But in Watt’s absence, the Texans played exceptionally well into the standard NFL next-man-up mentality, finishing the season ranked as the NFL’s best defense. A big piece of that charge, however, was the play of outside linebacker Whitney Mercilus, who led the team with 7.5 sacks and had four fumble recoveries last season.
Now, after Watt suffered a tibial plateau fracture to his left leg in Sunday's 42-34 loss to the Kansas City Chiefs, the Texans will have to replace Watt’s production and presence on the field without Mercilus, who left the game with a torn pectoral muscle and will miss the rest of the season.
“Any time you lose any player, obviously a player of J.J.'s stature, it's always tough,” Texans cornerback Johnathan Joseph said. “But you've got to continue to move on because the game [doesn't] stop for anyone.
“You think about it because, obviously, you're human and you feel for the guy and it's obviously a loss and it makes you do different things on defense. But at the end of the day, you've got to continue to play. It's got to be the next-guy-up mentality you've got to always have.”
Last season, the Texans not only relied on Mercilus, but also on the emergence of 2014 No. 1 overall draft pick Jadeveon Clowney. The defensive end was playing healthy for the first time in his NFL career, and had a career-high six sacks and 52 tackles. The defense also had veteran inside linebacker Brian Cushing, who is currently serving a suspension for violating the NFL’s policy on performance-enhancing substances, and top cornerback A.J. Bouye, who signed with the Jacksonville Jaguars during the offseason.
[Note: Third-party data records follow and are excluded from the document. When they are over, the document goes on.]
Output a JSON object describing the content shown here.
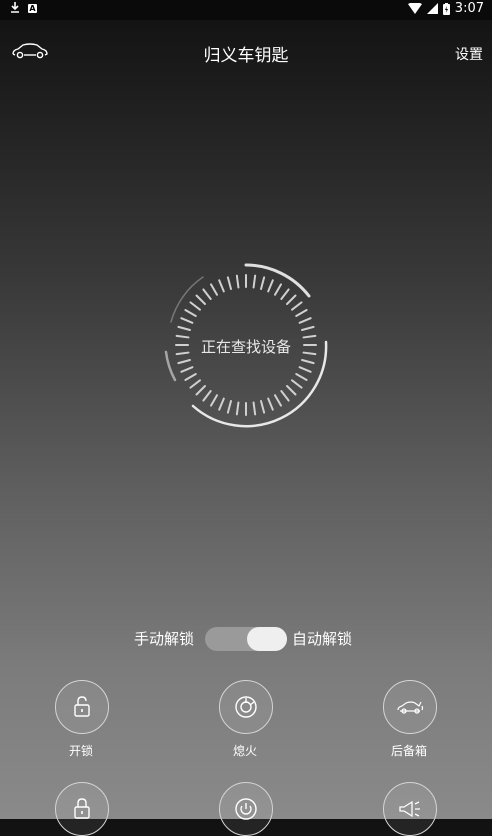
{
  "status_bar": {
    "time": "3:07"
  },
  "header": {
    "title": "归义车钥匙",
    "settings_label": "设置"
  },
  "scanner": {
    "text": "正在查找设备"
  },
  "unlock_mode": {
    "manual_label": "手动解锁",
    "auto_label": "自动解锁",
    "selected": "自动解锁"
  },
  "actions": [
    {
      "label": "开锁",
      "icon": "unlock-icon"
    },
    {
      "label": "熄火",
      "icon": "engine-off-icon"
    },
    {
      "label": "后备箱",
      "icon": "trunk-icon"
    },
    {
      "label": "",
      "icon": "lock-icon"
    },
    {
      "label": "",
      "icon": "power-icon"
    },
    {
      "label": "",
      "icon": "horn-icon"
    }
  ]
}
“You've got to build your team that way, so if you do have an injury like that your play don't really drop off as much,” Joseph said. “I'm not saying we're going to replace J.J.'s level of play, but the next guy's got to step in and pick it up.”
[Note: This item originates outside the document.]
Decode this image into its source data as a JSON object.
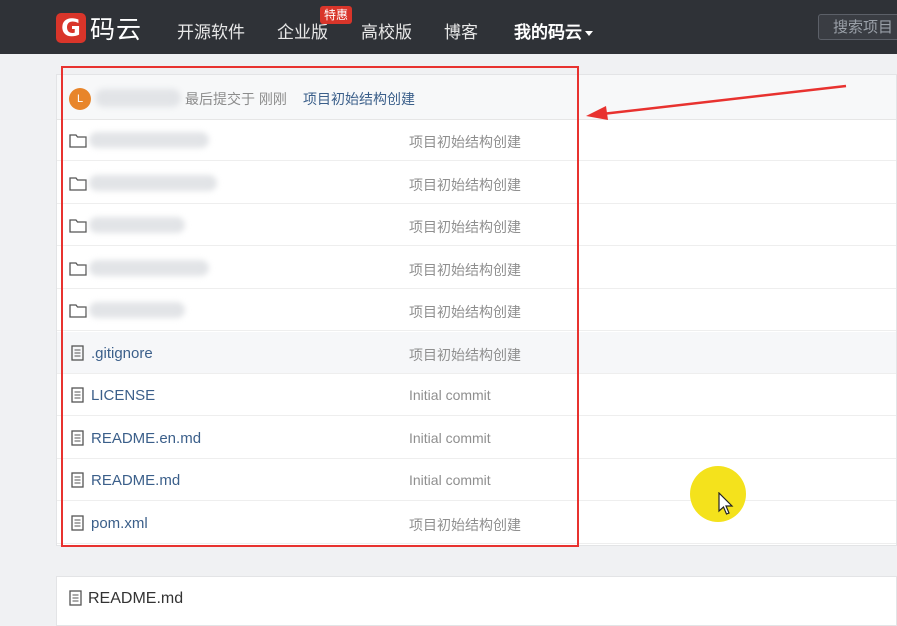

Despite missing most of last season, Watt still ranks first among defensive linemen in the league in tackles (392), sacks (76) and pass breakups (46) since entering the league in 2011, according to ESPN Stats & Information research.
Until last season, Watt was a constant presence in the Texans’ lineup. From 2011-15, Watt was on the field for all but 10.1 percent of the Texans’ defensive snaps. Entering Sunday, he was not on the field for 70.6 percent of their defensive snaps over the past two seasons.
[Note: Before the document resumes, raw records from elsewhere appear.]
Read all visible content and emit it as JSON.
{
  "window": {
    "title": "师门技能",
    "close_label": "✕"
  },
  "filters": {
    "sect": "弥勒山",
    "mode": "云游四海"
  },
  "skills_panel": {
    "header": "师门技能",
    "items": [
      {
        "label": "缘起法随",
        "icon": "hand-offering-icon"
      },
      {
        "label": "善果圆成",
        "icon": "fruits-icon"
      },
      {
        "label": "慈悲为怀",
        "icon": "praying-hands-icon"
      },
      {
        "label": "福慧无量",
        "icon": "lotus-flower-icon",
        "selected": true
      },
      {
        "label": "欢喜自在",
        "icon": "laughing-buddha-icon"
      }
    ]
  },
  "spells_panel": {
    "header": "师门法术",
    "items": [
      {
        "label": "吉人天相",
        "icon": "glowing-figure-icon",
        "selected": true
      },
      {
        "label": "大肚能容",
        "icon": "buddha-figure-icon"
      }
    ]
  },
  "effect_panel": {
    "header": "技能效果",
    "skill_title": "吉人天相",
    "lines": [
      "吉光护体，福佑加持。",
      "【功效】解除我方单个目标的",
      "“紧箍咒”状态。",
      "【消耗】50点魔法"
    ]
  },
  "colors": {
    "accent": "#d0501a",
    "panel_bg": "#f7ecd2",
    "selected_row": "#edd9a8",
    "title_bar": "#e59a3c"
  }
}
“I feel terrible for the guy,” coach Bill O’Brien said. “But, with that being said, just knowing him and knowing the type of guy that he is, he’s an amazing human being. He’s an amazing human being and he will work extremely hard to be back, to be back to play for this football team. I know that.”
But just as they did last season when Watt went down, the Texans know they can’t feel sorry for themselves after losing the talented pass-rushing duo.
“You’ve still got to step up and play," nose tackle D.J. Reader said. "Somebody’s got to go out there and play. Nobody feels sorry for you. The other 31 teams in the league don’t feel sorry for you.”